PowerPointA good chunk of my day today was spent designing an investor presentation for a client using the supremely inaccurate Microsoft PowerPoint — first on Mac OS X and then on Windows XP — a process which is best likened to assembling a model airplane with oven mitts on. There’s a lot left to be desired in all of the Microsoft Office applications, mostly owing to fact that counter-intuitiveness seems to be the suite’s guiding design principle, but I have a special complaint for PowerPoint. Not only does it do a poor job of crystallizing a thorough thought process, but it’s remarkably unfaithful to user intentions.

The formatting I made to my presentation were sometimes lost by PowerPoint after closing the file, and the next time I would open them my changes had been reverted to some odd default state. I’m not just talking about strange quirks that come and go without fanfare; the erroneous changes I’m referring to were frequent and demonstrable, and I was able to reproduce their effect for my co-workers easily.

In spite of the fact that this strange behavior followed an identifiable pattern, it remained inexplicable — I could find no clear reason why changing a typeface would not be retained the first three times I saved a file, but somehow the selection would stick the fourth time — and why this would happen on not just one, but two separate (but similar) files. A few of these wild errors were potentially disastrous, and had I not double-checked the files before sending them off to the client, they would have caused considerable embarrassment. This has been my experience with PowerPoint for the four or five years I’ve been working with it, and I’m tired of it.

+

7 Comments

  1. Have you tried Keynote? It exports to Powerpoint (although I haven’t tried it). I hear it’s very good.
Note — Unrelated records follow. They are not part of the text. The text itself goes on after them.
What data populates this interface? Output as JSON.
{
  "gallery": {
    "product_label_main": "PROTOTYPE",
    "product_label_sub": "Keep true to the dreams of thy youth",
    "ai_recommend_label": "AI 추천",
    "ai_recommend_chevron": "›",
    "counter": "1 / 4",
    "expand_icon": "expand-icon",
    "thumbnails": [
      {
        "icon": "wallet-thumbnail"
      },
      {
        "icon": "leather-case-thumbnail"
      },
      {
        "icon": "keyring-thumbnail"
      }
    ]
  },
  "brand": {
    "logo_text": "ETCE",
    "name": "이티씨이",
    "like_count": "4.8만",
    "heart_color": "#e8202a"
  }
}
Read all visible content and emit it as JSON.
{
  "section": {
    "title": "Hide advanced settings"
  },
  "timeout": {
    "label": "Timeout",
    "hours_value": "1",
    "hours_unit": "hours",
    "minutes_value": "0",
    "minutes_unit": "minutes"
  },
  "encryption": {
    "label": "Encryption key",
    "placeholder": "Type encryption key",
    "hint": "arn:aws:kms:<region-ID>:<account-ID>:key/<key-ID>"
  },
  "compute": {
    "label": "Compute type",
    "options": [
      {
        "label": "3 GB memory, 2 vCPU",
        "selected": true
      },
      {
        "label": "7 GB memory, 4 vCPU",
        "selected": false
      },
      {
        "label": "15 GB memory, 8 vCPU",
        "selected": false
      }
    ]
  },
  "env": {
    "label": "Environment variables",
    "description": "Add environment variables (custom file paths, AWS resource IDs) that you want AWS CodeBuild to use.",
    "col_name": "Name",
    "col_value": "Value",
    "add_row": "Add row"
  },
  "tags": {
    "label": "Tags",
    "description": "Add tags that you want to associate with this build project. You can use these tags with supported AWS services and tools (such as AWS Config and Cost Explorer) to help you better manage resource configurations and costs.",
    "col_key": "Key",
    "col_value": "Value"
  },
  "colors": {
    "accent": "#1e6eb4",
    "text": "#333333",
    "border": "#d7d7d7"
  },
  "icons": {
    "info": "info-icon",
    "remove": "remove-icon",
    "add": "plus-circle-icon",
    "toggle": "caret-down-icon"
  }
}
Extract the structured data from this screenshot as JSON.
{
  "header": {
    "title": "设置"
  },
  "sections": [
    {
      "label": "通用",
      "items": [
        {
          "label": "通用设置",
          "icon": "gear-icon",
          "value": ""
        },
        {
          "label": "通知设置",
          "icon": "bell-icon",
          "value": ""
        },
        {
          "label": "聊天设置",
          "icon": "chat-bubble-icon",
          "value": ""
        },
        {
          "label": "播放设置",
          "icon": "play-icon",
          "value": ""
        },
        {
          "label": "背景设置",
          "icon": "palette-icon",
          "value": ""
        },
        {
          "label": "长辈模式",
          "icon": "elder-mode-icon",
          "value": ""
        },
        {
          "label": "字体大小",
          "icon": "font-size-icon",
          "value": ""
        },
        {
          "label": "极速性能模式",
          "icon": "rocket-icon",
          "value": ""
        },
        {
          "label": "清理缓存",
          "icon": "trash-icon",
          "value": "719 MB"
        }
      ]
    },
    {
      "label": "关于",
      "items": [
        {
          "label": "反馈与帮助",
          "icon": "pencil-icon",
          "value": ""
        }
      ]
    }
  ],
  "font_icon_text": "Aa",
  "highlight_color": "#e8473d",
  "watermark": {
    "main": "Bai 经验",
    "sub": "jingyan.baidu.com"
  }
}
  2. Yeesh. You have my sympathies.

    It’s no wonder that Microsoft fails so spectacularly at realms of business that are not tied to their monopoly on the desktop: smartphones, the X-Box, the tablet PC, Web services, even the Pocket PC is just barely limping along.

  3. Having spent the entire day working in powerpoint, and with the entire of next week set aside to prepare four 36-slide whoppers for a client, rest assured that I’m on your side. Because of the myriad font problems which powerpoint loves to throw up, all of these prestentations are going to be set in Verdana. A chill runs down my spine.

  4. Virginia, we’ve tried Keynote here and it’s great. The only problem, as you know, is that PowerPoint is the de facto standard, and clients are unlikely to own it, much less a Mac. I wish that weren’t the case, though, because Keynote’s such a huge improvement over PowerPoint.

  5. But if Keynote can export to Powerpoint and the other way around (I think it can do both… correct me if I’m wrong), then could you design in Keynote and export to Powerpoint for your clients? Or are there translation problems?

  6. Keynote can open PowerPoint files and save files in PowerPoint format… technically. The reality is that moving back and forth between the two applications is pretty messy, and if you want to do anything remotely clever with the layout, it’s not likely to maintain its integrity unless it remains in Keynote.

    Interestingly, we were able to achieve some nice effects in PowerPoint using Keynote to create silhouetted graphics from Adobe Illustrator art. We’d copy the vector artwork from Illustrator and paste it directly in Keynote (a process that’s so incredibly easy it makes you realize that PPT has a very crippled feature set). When we opened the file in PowerPoint, the sillhouette looked great — on a Windows machine. It looked crappy on a Mac. Oh well.